Our data reveal both the lowest-quality asset class from which securities can be used to fulfill the obligations of a repo and the asset class of the securities actually allocated at settlement. We define excess funding capacity to be the amount of a repo backed by higher-than-necessary quality collateral, with the table below outlining what is considered higher quality than necessary. As an example, suppose that a dealer enters into a $95 repo where equities are the lowest-quality securities permissible. If the dealers allocates $90 of equities and $5 of U.S. Treasuries to the trade, the dealer has generated excess funding of $5 ($95-$90) with this repo (ignoring the securities allocated to satisfy the haircut requirements.)
The table below reports excess funding capacity by asset class. For example, of roughly $17 billion in agency debt repos in our sample (principal amount), nearly $6 billion, or 36 percent, represents excess capacity. The two asset classes with the highest amount of excess capacity are agency mortgage-backed securities (MBS) and equities repos, with $76 billion and $13.1 billion, respectively.
The chart below shows the distribution of repos, weighted by principal amount, by the excess funding capacity they generate. Not surprisingly (since excess capacity is costly), 76 percent of repos do not generate excess funding capacity, (including all “Any” and U.S. Treasuries repos, which by definition cannot create excess funding). Twelve percent of repos by value, however, generate excess capacity of 50 percent or more, indicating that dealers are entering into these contracts with deliberate intent to acquire excess funding capacity. Focusing on repos which acquire 50 percent or more excess funding capacity, we find that agency MBS and equities trades dominate and are a significant part of the entire market, accounting for 8.1 percent and 1.4 percent, respectively, of total value traded.
In the tri-party repo market, we find that dealers seek excess funding capacity, especially for agency MBS and equities securities. This fact suggests that dealers value the option of having funding available for such asset classes in the future. In our next post, we examine the repos generating excess funding capacity in more detail and estimate how much this strategy costs dealers.
The views expressed in this post are those of the authors and do not necessarily reflect the position of the Federal Reserve Bank of New York or the Federal Reserve System.
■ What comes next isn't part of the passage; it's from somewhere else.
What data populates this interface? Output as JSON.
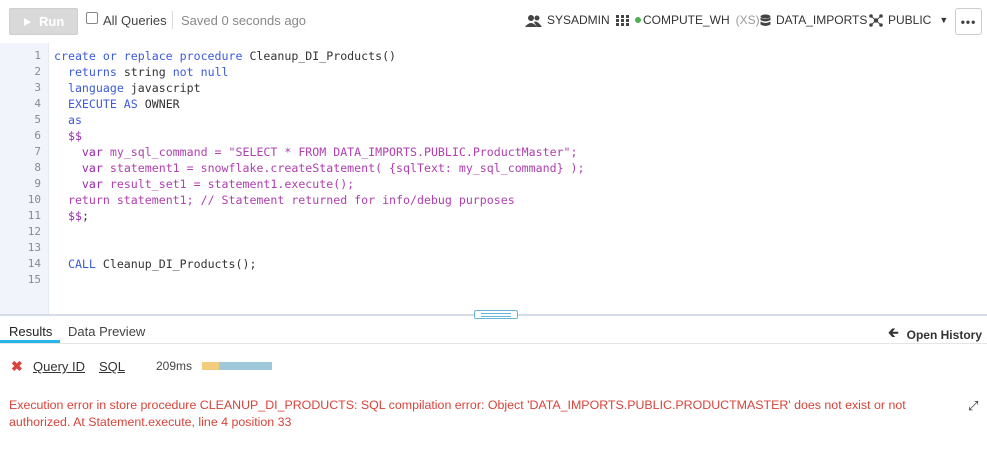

Any errors or omissions are the responsibility of the authors.
Adam Copeland is an officer in the Federal Reserve Bank of New York’s Research and Statistics Group.
How to cite this blog post:
Adam Copeland, Ira Selig, and Noah Zinsmeister, “Excess Funding Capacity in Tri-Party Repo, Federal Reserve Bank of New York Liberty Street Economics (blog), [Insert Publish Date], 2017, Permalink: http://libertystreeteconomics.newyorkfed.org/2017/09/excess-funding-capacity-in-tri-party-repo.html.